Charles F. Brush (1849-1929), one of the founders of the US electrical industry. Brush constructed a machine in the winter of 1887-88, now considered to be the first automated wind turbine for electricity generation. The scale of it was gigantic, with a rotor diameter of 17 m (50 ft.) and 144 rotor blades made of cedar wood. The turbine ran for 20 years and charged the batteries for Brush’s mansion. Despite its size, the turbine generated only 12 kW of electricity.
Poul la Cour (1846-1908), Danish meteorologist. La Cour is considered to be the father of the modern wind industry. His first commercial wind turbine was installed after the First World War, during a general fuel shortage. He founded the first wind power research centre in Jütland, where he gave the first courses to wind power engineers, performed the first wind channel experiments, and published the first wind energy magazine.
Albert Betz (1885-1968), German physicist. As the head of the Aerodynamic Institute in Göttingen, he formulated the so-called Betz law, which states that, independent of the design of a wind turbine, only 16/27 (or 59%) of the kinetic energy of the wind can be converted to mechanical energy. His book Wind-Energie und ihre Ausnutzung durch Windmühlen (Wind Energy and its Use by Windmills), published in 1926, gives a good account of the understanding of wind energy and wind turbines at that period.
Palmer Cosslett Putnam (1910-1986), US engineer. Putnam developed the 1.25 MW Smith Putnam wind turbine in 1941. This turbine had a short life span and was shut down because of problems caused by inappropriate construction materials; the modern materials and quality standards now used had not yet been developed.
Ulrich W Hüttner (1910-1990), German/Austrian engineer. He developed the 100 kW StGW-34 wind turbine, a milestone for modern wind turbine technology. It was installed in 1957 on a test field in the Swabian Alps.

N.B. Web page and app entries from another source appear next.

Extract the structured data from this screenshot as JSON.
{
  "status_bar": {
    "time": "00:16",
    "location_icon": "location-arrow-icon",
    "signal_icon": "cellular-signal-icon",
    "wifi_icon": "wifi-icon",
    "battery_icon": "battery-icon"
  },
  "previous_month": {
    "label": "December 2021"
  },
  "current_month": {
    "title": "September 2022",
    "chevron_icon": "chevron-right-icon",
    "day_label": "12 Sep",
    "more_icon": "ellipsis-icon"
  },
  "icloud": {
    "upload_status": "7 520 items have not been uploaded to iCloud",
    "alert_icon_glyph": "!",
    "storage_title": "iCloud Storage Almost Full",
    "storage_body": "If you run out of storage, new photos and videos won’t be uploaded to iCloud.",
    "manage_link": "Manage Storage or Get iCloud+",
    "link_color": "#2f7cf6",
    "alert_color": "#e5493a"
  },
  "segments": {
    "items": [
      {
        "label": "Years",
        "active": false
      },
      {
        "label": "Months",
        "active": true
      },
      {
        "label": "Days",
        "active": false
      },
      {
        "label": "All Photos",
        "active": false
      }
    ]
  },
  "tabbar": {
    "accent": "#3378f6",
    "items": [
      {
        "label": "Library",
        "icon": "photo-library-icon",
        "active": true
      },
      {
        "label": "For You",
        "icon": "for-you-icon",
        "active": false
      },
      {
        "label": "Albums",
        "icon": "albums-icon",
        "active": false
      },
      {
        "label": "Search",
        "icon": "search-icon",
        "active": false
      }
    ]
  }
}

Johannes Juul (1887-1969), Danish engineer and student of Poul la Cour. He constructed the first 200 kW wind turbine in Denmark at Vester Egesborg in 1957. This turbine is the prototype of modern wind turbines.
Wind is made up of moving air molecules which have mass - though not much. Any moving object with mass carries Kinetic Energy in an amount which is expressed by the equation:
Kinetic Energy = 0.5 x Mass x Velocity2
Where the Mass is measured in kg, the Velocity in m/s, and the Kinetic Energy is given in joules.
Air has a known density (around 1.23 kg/m3 at sea level), so the mass of air hitting a wind turbine (which sweeps a known area) each second is given by the following equation:
Mass/sec (kg/s) = Velocity (m/s) x Area (m2) x Density (kg/m3)
Therefore, the power (i.e. energy per second) in the wind hitting a wind turbine with a certain swept area is given by simply inserting the Mass/sec calculation into the standard kinetic energy equation given above, resulting in the following vital equation:
Power = 0.5 x Swept Area x Air Density x Velocity3
Where Power is given in watts (i.e. joules/second), the Swept Area in square metres, the Air Density in kilograms per cubic metre, and the Velocity in metres per second.
The evaluation of the air density is essential for wind measurements, as the air density varies largely on different levels and degrees. The air pressure difference between – 10° C and + 30 ° C is 0.177 kg/m3.
Air Density is:
In kg/m3; air pressure = p, Gaskonstante R, temperature in Kelvin = T
Wind energy is measured in kilowatt hours (kWh) or megawatt hours (MWh), plus the time period, e.g. per year and per hour.